The OHL says it will conduct a review of how it handled Terry Trafford’s suspension and the subsequent search that ended in tragedy when his body was found in Michigan on Tuesday.
The Toronto-born Saginaw Spirit player disappeared on March 3 after he was sent home by the Spirit for violating team rules, reportedly for smoking marijuana.
His body was found on Tuesday night inside a truck at the parking lot of a Walmart store in Saginaw County’s Saginaw Township.
Before the grim discovery his father spoke to CityNews and questioned the OHL’s support system.
“There’s nowhere to turn to because it’s a team thing,” Roy Trafford said on Sunday. “‘What happens in Saginaw stays in Saginaw. We’ll handle it.’ Well they didn’t handle this one.”

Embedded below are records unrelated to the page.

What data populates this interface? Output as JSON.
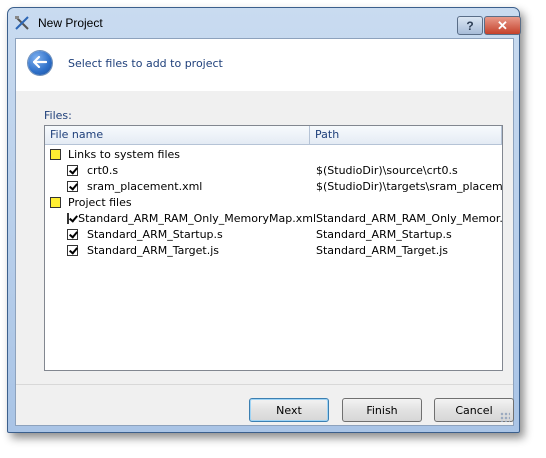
{
  "window": {
    "title": "New Project",
    "help_glyph": "?",
    "close_glyph": "✕"
  },
  "header": {
    "instruction": "Select files to add to project"
  },
  "files": {
    "label": "Files:",
    "columns": {
      "file_name": "File name",
      "path": "Path"
    },
    "groups": [
      {
        "name": "Links to system files",
        "items": [
          {
            "name": "crt0.s",
            "path": "$(StudioDir)\\source\\crt0.s",
            "checked": true
          },
          {
            "name": "sram_placement.xml",
            "path": "$(StudioDir)\\targets\\sram_placeme...",
            "checked": true
          }
        ]
      },
      {
        "name": "Project files",
        "items": [
          {
            "name": "Standard_ARM_RAM_Only_MemoryMap.xml",
            "path": "Standard_ARM_RAM_Only_Memor...",
            "checked": true
          },
          {
            "name": "Standard_ARM_Startup.s",
            "path": "Standard_ARM_Startup.s",
            "checked": true
          },
          {
            "name": "Standard_ARM_Target.js",
            "path": "Standard_ARM_Target.js",
            "checked": true
          }
        ]
      }
    ]
  },
  "buttons": {
    "next": "Next",
    "finish": "Finish",
    "cancel": "Cancel"
  },
  "icons": {
    "app": "crossed-tools-icon",
    "back": "back-arrow-icon",
    "folder": "yellow-folder-icon",
    "checkbox": "checkbox-checked-icon",
    "grip": "resize-grip-icon"
  },
  "colors": {
    "accent_text": "#1e3f7a",
    "folder_fill": "#ffee33",
    "default_button_border": "#3c7fb1"
  }
}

OHL Commissioner David Branch said Wednesday that he couldn’t comment on specifics of the case until an investigation is complete, but said, “The support systems are all (in place).”

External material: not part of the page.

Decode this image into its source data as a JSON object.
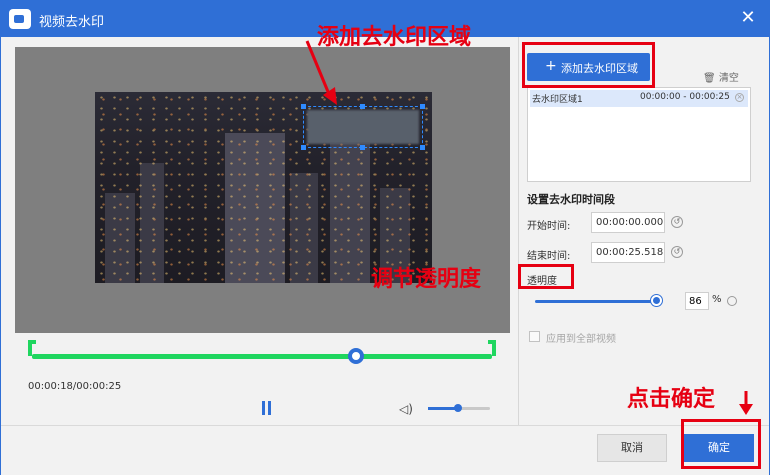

He added that neither the league nor the team was aware of any mental health issues.
“This is a matter under police investigation. We respect that and there’s going to be a lot of information that will inevitably come forward,” Branch said from Buckingham Arena in Toronto where the 2014 OHL Cup Showcase Tournament is taking place.
Branch said the league bears some responsibility for the well-being of the teens and young men who often leave their families and hometowns to pursue their hockey dreams.
“We bear that burden,” he told CityNews. “They come to our league. They come to our communities.”
Trafford’s father also complained that the team didn’t communicate the situation to him, and said they stopped looking for the veteran player because they believed he had returned home to Canada and it wasn’t their responsibility to continue looking for him.
“They didn’t even tell me why they sent him home,” said Roy Trafford.
Trafford, a centre, spent four seasons with the Spirit.
“This was his life,” his dad said.
Trafford’s girlfriend, Skye Cieszlak, told The Saginaw News that he “was devastated” after the team sent him home.
She said Trafford sent her a text message Sunday that said, “his life was over and that he didn’t want to do it anymore.”
With files from The Canadian Press